The sports goal must be retention; we must find a way to make sure that every child who comes out for wrestling is going to be with us three years later. If we can see our way clear to make the changes we have to make, then the percentages of each athlete becoming a high school wrestler goes up exponentially.
In conclusion, putting a young man out in front of his parents and friends when he hasn’t learned the rules, doesn’t know the starting positions and hasn’t even begun to master the sports basic techniques is wrestling’s equivalent of bullying. Tournaments should offer report cards for Novices, not physical and emotional bruises.
It’s all about Slurpee’s. As a note for parents, when it’s time for your child to participate in sports, above all, don’t rush home after practices or meets. I know, you have work to do and things to finish, and they have homework. I’ve heard all the (excuses) reasons. But please find time to bond with God’s little creature that’s buckled into the seat next to you. Stop at a Dairy Queen, a convenience store, somewhere on the way home and together share a treat. Personally I’d recommend Slurpee’s.

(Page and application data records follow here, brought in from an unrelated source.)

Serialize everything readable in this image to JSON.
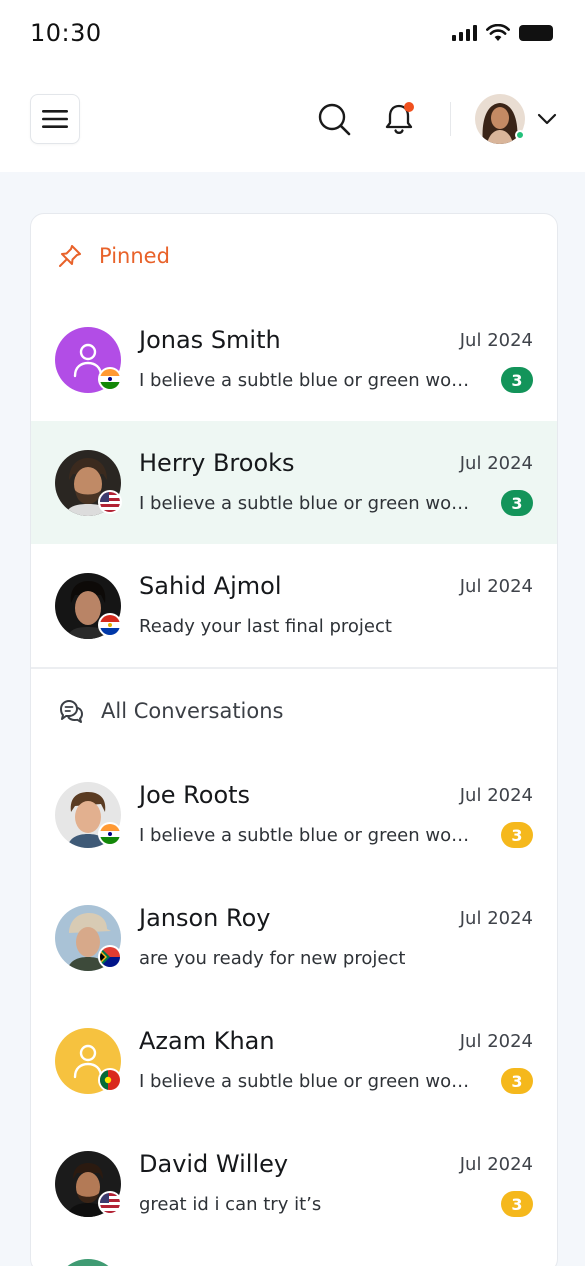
{
  "status_bar": {
    "time": "10:30"
  },
  "header": {
    "menu_icon": "hamburger-icon",
    "search_icon": "search-icon",
    "notification_icon": "bell-icon",
    "accent_color": "#f0501e"
  },
  "pinned": {
    "title": "Pinned",
    "icon": "pin-icon",
    "color": "#e8622a",
    "items": [
      {
        "name": "Jonas Smith",
        "date": "Jul 2024",
        "message": "I believe a subtle blue or green woul...",
        "badge": "3",
        "flag": "india"
      },
      {
        "name": "Herry Brooks",
        "date": "Jul 2024",
        "message": "I believe a subtle blue or green woul...",
        "badge": "3",
        "flag": "usa"
      },
      {
        "name": "Sahid Ajmol",
        "date": "Jul 2024",
        "message": "Ready your last final project",
        "badge": "",
        "flag": "paraguay"
      }
    ]
  },
  "all": {
    "title": "All Conversations",
    "icon": "chat-icon",
    "items": [
      {
        "name": "Joe Roots",
        "date": "Jul 2024",
        "message": "I believe a subtle blue or green woul...",
        "badge": "3",
        "flag": "india"
      },
      {
        "name": "Janson Roy",
        "date": "Jul 2024",
        "message": "are you ready for new project",
        "badge": "",
        "flag": "south-africa"
      },
      {
        "name": "Azam Khan",
        "date": "Jul 2024",
        "message": "I believe a subtle blue or green woul...",
        "badge": "3",
        "flag": "portugal"
      },
      {
        "name": "David Willey",
        "date": "Jul 2024",
        "message": "great id i can try it’s",
        "badge": "3",
        "flag": "usa"
      }
    ]
  },
  "colors": {
    "badge_green": "#13945a",
    "badge_yellow": "#f5b81c",
    "active_row": "#eef7f3",
    "online": "#22c07a"
  }
}
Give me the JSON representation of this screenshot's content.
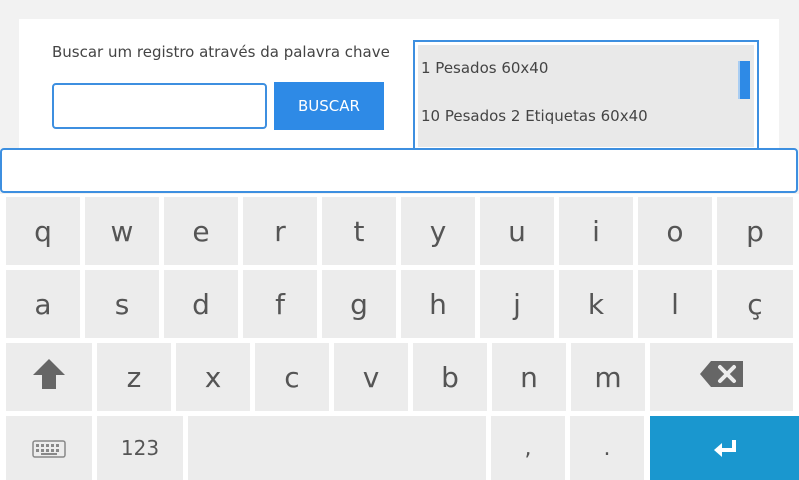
{
  "search": {
    "label": "Buscar um registro através da palavra chave",
    "input_value": "",
    "button_label": "BUSCAR"
  },
  "results": {
    "items": [
      {
        "label": "1 Pesados 60x40"
      },
      {
        "label": "10 Pesados 2 Etiquetas 60x40"
      }
    ]
  },
  "text_field": {
    "value": ""
  },
  "keyboard": {
    "row1": [
      "q",
      "w",
      "e",
      "r",
      "t",
      "y",
      "u",
      "i",
      "o",
      "p"
    ],
    "row2": [
      "a",
      "s",
      "d",
      "f",
      "g",
      "h",
      "j",
      "k",
      "l",
      "ç"
    ],
    "row3": [
      "z",
      "x",
      "c",
      "v",
      "b",
      "n",
      "m"
    ],
    "numbers_key": "123",
    "comma_key": ",",
    "period_key": ".",
    "shift_icon": "shift-arrow-icon",
    "backspace_icon": "backspace-icon",
    "keyboard_icon": "keyboard-icon",
    "enter_icon": "enter-arrow-icon",
    "enter_color": "#1a97cf"
  },
  "colors": {
    "accent": "#2e8ae6",
    "key_bg": "#ececec"
  }
}
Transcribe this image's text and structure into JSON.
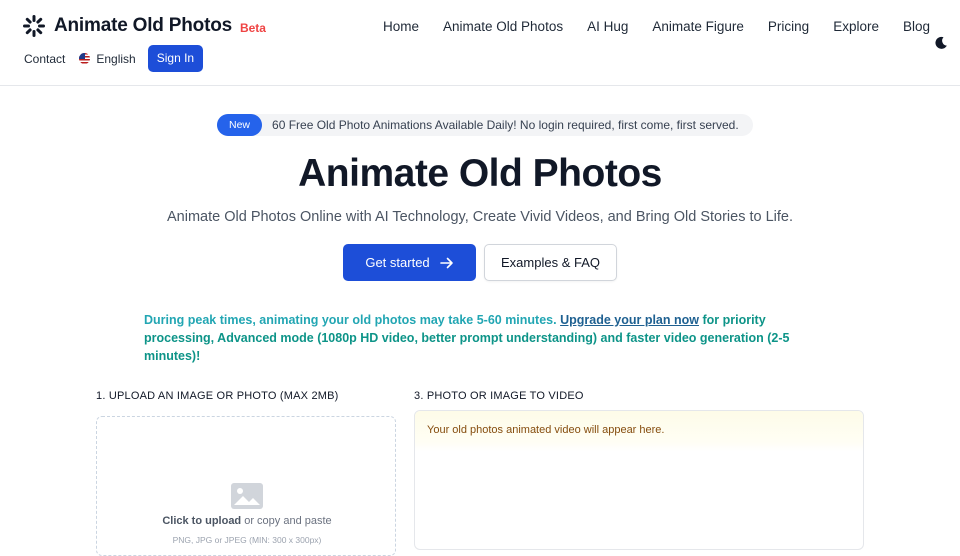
{
  "brand": {
    "name": "Animate Old Photos",
    "beta": "Beta"
  },
  "nav": {
    "items": [
      "Home",
      "Animate Old Photos",
      "AI Hug",
      "Animate Figure",
      "Pricing",
      "Explore",
      "Blog"
    ]
  },
  "subnav": {
    "contact": "Contact",
    "language": "English",
    "signin": "Sign In"
  },
  "announcement": {
    "badge": "New",
    "message": "60 Free Old Photo Animations Available Daily! No login required, first come, first served."
  },
  "hero": {
    "title": "Animate Old Photos",
    "subtitle": "Animate Old Photos Online with AI Technology, Create Vivid Videos, and Bring Old Stories to Life.",
    "primary_cta": "Get started",
    "secondary_cta": "Examples & FAQ"
  },
  "notice": {
    "part1": "During peak times, animating your old photos may take 5-60 minutes. ",
    "link": "Upgrade your plan now",
    "part2": " for priority processing, Advanced mode (1080p HD video, better prompt understanding) and faster video generation (2-5 minutes)!"
  },
  "upload": {
    "label": "1. UPLOAD AN IMAGE OR PHOTO (MAX 2MB)",
    "click": "Click to upload",
    "or_text": " or copy and paste",
    "hint": "PNG, JPG or JPEG (MIN: 300 x 300px)"
  },
  "video": {
    "label": "3. PHOTO OR IMAGE TO VIDEO",
    "placeholder": "Your old photos animated video will appear here."
  },
  "colors": {
    "accent": "#1d4ed8",
    "beta": "#ef4444",
    "notice_teal": "#22a6b3",
    "notice_green": "#0d9488"
  },
  "icons": {
    "logo": "sparkle-burst-icon",
    "theme": "moon-icon",
    "arrow": "arrow-right-icon",
    "upload": "image-icon",
    "flag": "us-flag-icon"
  }
}
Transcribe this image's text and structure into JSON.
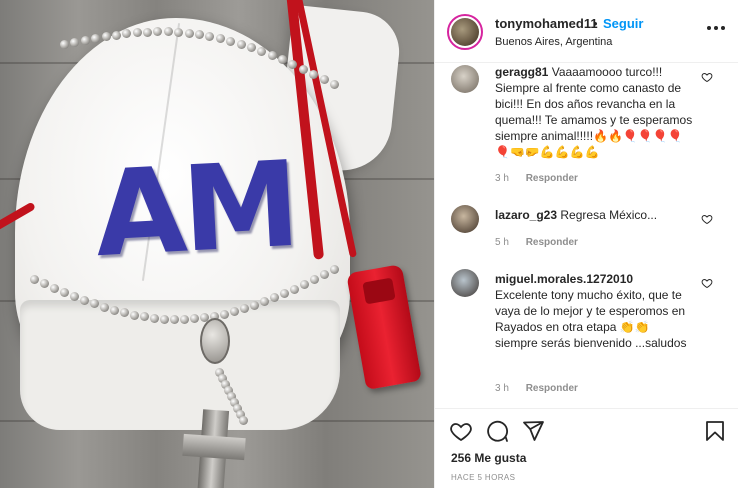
{
  "post": {
    "owner": "tonymohamed11",
    "separator": "•",
    "follow_label": "Seguir",
    "location": "Buenos Aires, Argentina",
    "more_icon": "more-horizontal-icon",
    "photo": {
      "logo_text": "AM"
    }
  },
  "comments": [
    {
      "username": "geragg81",
      "text": "Vaaaamoooo turco!!! Siempre al frente como canasto de bici!!! En dos años revancha en la quema!!! Te amamos y te esperamos siempre animal!!!!!🔥🔥🎈🎈🎈🎈🎈🤜🤛💪💪💪💪",
      "time": "3 h",
      "reply_label": "Responder"
    },
    {
      "username": "lazaro_g23",
      "text": "Regresa México...",
      "time": "5 h",
      "reply_label": "Responder"
    },
    {
      "username": "miguel.morales.1272010",
      "text": "Excelente tony mucho éxito, que te vaya de lo mejor y te esperomos en Rayados en otra etapa 👏👏 siempre serás bienvenido ...saludos",
      "time": "3 h",
      "reply_label": "Responder"
    }
  ],
  "actions": {
    "likes": "256 Me gusta",
    "timestamp": "HACE 5 HORAS",
    "icons": [
      "heart-icon",
      "comment-icon",
      "share-icon",
      "bookmark-icon"
    ]
  },
  "colors": {
    "link_blue": "#0095f6",
    "text": "#262626",
    "muted": "#8e8e8e",
    "logo_blue": "#3a3aa8",
    "whistle_red": "#e0202e"
  }
}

Then just sit in the car and enjoy the time you have together. It’s what my children remember most about youth sports; the time we spent sitting in parking lots sharing stories and laughing at one another’s purple colored tongues. It’s never just about sports; it’s about the creation of a lifetime of friendships that too many parents never create with their children because they’re in a hurry to get home.
Chapter 13 next Sunday.